Give back the full listing exactly as it appears below.

### Data provided
::::::::::

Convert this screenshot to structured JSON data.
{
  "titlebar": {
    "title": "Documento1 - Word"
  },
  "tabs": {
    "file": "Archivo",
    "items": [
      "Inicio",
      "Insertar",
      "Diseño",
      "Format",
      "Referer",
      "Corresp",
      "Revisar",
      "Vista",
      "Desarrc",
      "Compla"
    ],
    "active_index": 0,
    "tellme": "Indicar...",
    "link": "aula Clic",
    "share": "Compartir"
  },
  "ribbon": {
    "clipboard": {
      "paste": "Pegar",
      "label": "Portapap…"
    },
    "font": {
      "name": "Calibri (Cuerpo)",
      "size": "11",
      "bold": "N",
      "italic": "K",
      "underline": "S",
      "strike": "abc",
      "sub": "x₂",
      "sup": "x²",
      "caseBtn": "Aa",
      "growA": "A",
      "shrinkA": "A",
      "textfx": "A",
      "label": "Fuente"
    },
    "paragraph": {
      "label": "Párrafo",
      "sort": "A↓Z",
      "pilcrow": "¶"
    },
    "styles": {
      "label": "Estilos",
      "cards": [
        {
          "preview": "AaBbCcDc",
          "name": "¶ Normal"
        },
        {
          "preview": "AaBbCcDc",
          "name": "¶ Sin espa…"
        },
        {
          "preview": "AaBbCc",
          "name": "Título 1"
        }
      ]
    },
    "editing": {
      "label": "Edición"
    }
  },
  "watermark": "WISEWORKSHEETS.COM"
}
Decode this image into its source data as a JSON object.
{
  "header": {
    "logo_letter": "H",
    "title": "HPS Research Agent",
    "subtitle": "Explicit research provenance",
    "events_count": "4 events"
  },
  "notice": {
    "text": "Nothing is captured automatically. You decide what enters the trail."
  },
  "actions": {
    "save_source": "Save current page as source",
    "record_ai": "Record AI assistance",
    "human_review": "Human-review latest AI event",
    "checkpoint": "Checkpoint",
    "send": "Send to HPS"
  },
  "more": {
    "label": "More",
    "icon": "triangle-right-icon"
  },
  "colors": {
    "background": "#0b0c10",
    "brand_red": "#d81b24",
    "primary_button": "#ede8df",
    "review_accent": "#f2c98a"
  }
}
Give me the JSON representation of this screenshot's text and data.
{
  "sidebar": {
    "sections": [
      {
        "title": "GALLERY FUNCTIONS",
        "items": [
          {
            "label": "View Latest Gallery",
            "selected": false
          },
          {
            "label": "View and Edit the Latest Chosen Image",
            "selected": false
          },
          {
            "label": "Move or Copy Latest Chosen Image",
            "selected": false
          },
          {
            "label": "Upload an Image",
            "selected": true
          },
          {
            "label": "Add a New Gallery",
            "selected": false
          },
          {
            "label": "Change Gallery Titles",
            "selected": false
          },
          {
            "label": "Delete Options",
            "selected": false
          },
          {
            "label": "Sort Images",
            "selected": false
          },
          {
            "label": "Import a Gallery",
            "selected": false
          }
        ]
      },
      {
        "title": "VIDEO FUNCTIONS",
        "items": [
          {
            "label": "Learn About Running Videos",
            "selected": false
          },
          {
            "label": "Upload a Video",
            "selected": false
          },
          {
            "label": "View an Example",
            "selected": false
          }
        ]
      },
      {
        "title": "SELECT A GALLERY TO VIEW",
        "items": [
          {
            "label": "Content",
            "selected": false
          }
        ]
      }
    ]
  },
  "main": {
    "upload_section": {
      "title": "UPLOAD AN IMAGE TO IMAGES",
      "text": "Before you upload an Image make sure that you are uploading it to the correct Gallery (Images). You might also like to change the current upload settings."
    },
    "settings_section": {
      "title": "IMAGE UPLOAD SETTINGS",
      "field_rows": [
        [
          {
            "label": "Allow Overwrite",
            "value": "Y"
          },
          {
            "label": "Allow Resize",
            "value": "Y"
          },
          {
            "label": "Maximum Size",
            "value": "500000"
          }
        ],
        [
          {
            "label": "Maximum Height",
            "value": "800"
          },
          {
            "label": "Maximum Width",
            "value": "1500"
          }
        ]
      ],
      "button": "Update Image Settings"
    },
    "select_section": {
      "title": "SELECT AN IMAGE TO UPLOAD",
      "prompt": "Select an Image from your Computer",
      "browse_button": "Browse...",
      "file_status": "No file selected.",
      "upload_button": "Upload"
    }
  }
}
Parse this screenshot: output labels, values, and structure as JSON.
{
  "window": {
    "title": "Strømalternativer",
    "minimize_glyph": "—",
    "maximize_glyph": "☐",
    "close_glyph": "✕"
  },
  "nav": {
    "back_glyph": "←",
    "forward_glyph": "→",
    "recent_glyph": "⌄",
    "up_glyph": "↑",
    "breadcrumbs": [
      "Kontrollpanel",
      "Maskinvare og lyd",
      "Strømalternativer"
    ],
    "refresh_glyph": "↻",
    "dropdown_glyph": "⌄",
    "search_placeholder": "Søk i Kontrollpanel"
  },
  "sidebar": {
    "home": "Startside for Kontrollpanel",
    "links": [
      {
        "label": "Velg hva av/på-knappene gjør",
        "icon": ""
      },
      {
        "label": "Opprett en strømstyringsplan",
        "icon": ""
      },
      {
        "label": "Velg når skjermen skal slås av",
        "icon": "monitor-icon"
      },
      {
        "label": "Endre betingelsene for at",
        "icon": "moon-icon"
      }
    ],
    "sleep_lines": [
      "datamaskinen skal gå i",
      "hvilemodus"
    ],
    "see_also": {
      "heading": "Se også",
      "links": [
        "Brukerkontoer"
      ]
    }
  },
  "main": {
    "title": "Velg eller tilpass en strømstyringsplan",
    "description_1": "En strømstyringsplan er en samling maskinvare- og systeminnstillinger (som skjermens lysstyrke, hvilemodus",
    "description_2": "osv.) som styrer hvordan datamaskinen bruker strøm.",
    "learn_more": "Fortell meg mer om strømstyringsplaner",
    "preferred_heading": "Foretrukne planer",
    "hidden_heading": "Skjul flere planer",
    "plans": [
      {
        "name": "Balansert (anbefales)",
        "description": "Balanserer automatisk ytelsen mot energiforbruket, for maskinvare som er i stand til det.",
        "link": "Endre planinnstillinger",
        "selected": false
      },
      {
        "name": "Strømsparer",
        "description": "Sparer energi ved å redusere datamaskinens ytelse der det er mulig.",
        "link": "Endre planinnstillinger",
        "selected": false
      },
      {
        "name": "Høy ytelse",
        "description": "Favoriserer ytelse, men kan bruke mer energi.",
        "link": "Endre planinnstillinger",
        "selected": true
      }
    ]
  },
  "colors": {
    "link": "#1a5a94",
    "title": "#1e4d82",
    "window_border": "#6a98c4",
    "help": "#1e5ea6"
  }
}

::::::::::

### Task response
Convert this screenshot to structured JSON data.
{
  "titlebar": {
    "title": "Documento1 - Word"
  },
  "tabs": {
    "file": "Archivo",
    "items": [
      "Inicio",
      "Insertar",
      "Diseño",
      "Format",
      "Referer",
      "Corresp",
      "Revisar",
      "Vista",
      "Desarrc",
      "Compla"
    ],
    "active_index": 0,
    "tellme": "Indicar...",
    "link": "aula Clic",
    "share": "Compartir"
  },
  "ribbon": {
    "clipboard": {
      "paste": "Pegar",
      "label": "Portapap…"
    },
    "font": {
      "name": "Calibri (Cuerpo)",
      "size": "11",
      "bold": "N",
      "italic": "K",
      "underline": "S",
      "strike": "abc",
      "sub": "x₂",
      "sup": "x²",
      "caseBtn": "Aa",
      "growA": "A",
      "shrinkA": "A",
      "textfx": "A",
      "label": "Fuente"
    },
    "paragraph": {
      "label": "Párrafo",
      "sort": "A↓Z",
      "pilcrow": "¶"
    },
    "styles": {
      "label": "Estilos",
      "cards": [
        {
          "preview": "AaBbCcDc",
          "name": "¶ Normal"
        },
        {
          "preview": "AaBbCcDc",
          "name": "¶ Sin espa…"
        },
        {
          "preview": "AaBbCc",
          "name": "Título 1"
        }
      ]
    },
    "editing": {
      "label": "Edición"
    }
  },
  "watermark": "WISEWORKSHEETS.COM"
}
Decode this image into its source data as a JSON object.
{
  "header": {
    "logo_letter": "H",
    "title": "HPS Research Agent",
    "subtitle": "Explicit research provenance",
    "events_count": "4 events"
  },
  "notice": {
    "text": "Nothing is captured automatically. You decide what enters the trail."
  },
  "actions": {
    "save_source": "Save current page as source",
    "record_ai": "Record AI assistance",
    "human_review": "Human-review latest AI event",
    "checkpoint": "Checkpoint",
    "send": "Send to HPS"
  },
  "more": {
    "label": "More",
    "icon": "triangle-right-icon"
  },
  "colors": {
    "background": "#0b0c10",
    "brand_red": "#d81b24",
    "primary_button": "#ede8df",
    "review_accent": "#f2c98a"
  }
}
Give me the JSON representation of this screenshot's text and data.
{
  "sidebar": {
    "sections": [
      {
        "title": "GALLERY FUNCTIONS",
        "items": [
          {
            "label": "View Latest Gallery",
            "selected": false
          },
          {
            "label": "View and Edit the Latest Chosen Image",
            "selected": false
          },
          {
            "label": "Move or Copy Latest Chosen Image",
            "selected": false
          },
          {
            "label": "Upload an Image",
            "selected": true
          },
          {
            "label": "Add a New Gallery",
            "selected": false
          },
          {
            "label": "Change Gallery Titles",
            "selected": false
          },
          {
            "label": "Delete Options",
            "selected": false
          },
          {
            "label": "Sort Images",
            "selected": false
          },
          {
            "label": "Import a Gallery",
            "selected": false
          }
        ]
      },
      {
        "title": "VIDEO FUNCTIONS",
        "items": [
          {
            "label": "Learn About Running Videos",
            "selected": false
          },
          {
            "label": "Upload a Video",
            "selected": false
          },
          {
            "label": "View an Example",
            "selected": false
          }
        ]
      },
      {
        "title": "SELECT A GALLERY TO VIEW",
        "items": [
          {
            "label": "Content",
            "selected": false
          }
        ]
      }
    ]
  },
  "main": {
    "upload_section": {
      "title": "UPLOAD AN IMAGE TO IMAGES",
      "text": "Before you upload an Image make sure that you are uploading it to the correct Gallery (Images). You might also like to change the current upload settings."
    },
    "settings_section": {
      "title": "IMAGE UPLOAD SETTINGS",
      "field_rows": [
        [
          {
            "label": "Allow Overwrite",
            "value": "Y"
          },
          {
            "label": "Allow Resize",
            "value": "Y"
          },
          {
            "label": "Maximum Size",
            "value": "500000"
          }
        ],
        [
          {
            "label": "Maximum Height",
            "value": "800"
          },
          {
            "label": "Maximum Width",
            "value": "1500"
          }
        ]
      ],
      "button": "Update Image Settings"
    },
    "select_section": {
      "title": "SELECT AN IMAGE TO UPLOAD",
      "prompt": "Select an Image from your Computer",
      "browse_button": "Browse...",
      "file_status": "No file selected.",
      "upload_button": "Upload"
    }
  }
}
Parse this screenshot: output labels, values, and structure as JSON.
{
  "window": {
    "title": "Strømalternativer",
    "minimize_glyph": "—",
    "maximize_glyph": "☐",
    "close_glyph": "✕"
  },
  "nav": {
    "back_glyph": "←",
    "forward_glyph": "→",
    "recent_glyph": "⌄",
    "up_glyph": "↑",
    "breadcrumbs": [
      "Kontrollpanel",
      "Maskinvare og lyd",
      "Strømalternativer"
    ],
    "refresh_glyph": "↻",
    "dropdown_glyph": "⌄",
    "search_placeholder": "Søk i Kontrollpanel"
  },
  "sidebar": {
    "home": "Startside for Kontrollpanel",
    "links": [
      {
        "label": "Velg hva av/på-knappene gjør",
        "icon": ""
      },
      {
        "label": "Opprett en strømstyringsplan",
        "icon": ""
      },
      {
        "label": "Velg når skjermen skal slås av",
        "icon": "monitor-icon"
      },
      {
        "label": "Endre betingelsene for at",
        "icon": "moon-icon"
      }
    ],
    "sleep_lines": [
      "datamaskinen skal gå i",
      "hvilemodus"
    ],
    "see_also": {
      "heading": "Se også",
      "links": [
        "Brukerkontoer"
      ]
    }
  },
  "main": {
    "title": "Velg eller tilpass en strømstyringsplan",
    "description_1": "En strømstyringsplan er en samling maskinvare- og systeminnstillinger (som skjermens lysstyrke, hvilemodus",
    "description_2": "osv.) som styrer hvordan datamaskinen bruker strøm.",
    "learn_more": "Fortell meg mer om strømstyringsplaner",
    "preferred_heading": "Foretrukne planer",
    "hidden_heading": "Skjul flere planer",
    "plans": [
      {
        "name": "Balansert (anbefales)",
        "description": "Balanserer automatisk ytelsen mot energiforbruket, for maskinvare som er i stand til det.",
        "link": "Endre planinnstillinger",
        "selected": false
      },
      {
        "name": "Strømsparer",
        "description": "Sparer energi ved å redusere datamaskinens ytelse der det er mulig.",
        "link": "Endre planinnstillinger",
        "selected": false
      },
      {
        "name": "Høy ytelse",
        "description": "Favoriserer ytelse, men kan bruke mer energi.",
        "link": "Endre planinnstillinger",
        "selected": true
      }
    ]
  },
  "colors": {
    "link": "#1a5a94",
    "title": "#1e4d82",
    "window_border": "#6a98c4",
    "help": "#1e5ea6"
  }
}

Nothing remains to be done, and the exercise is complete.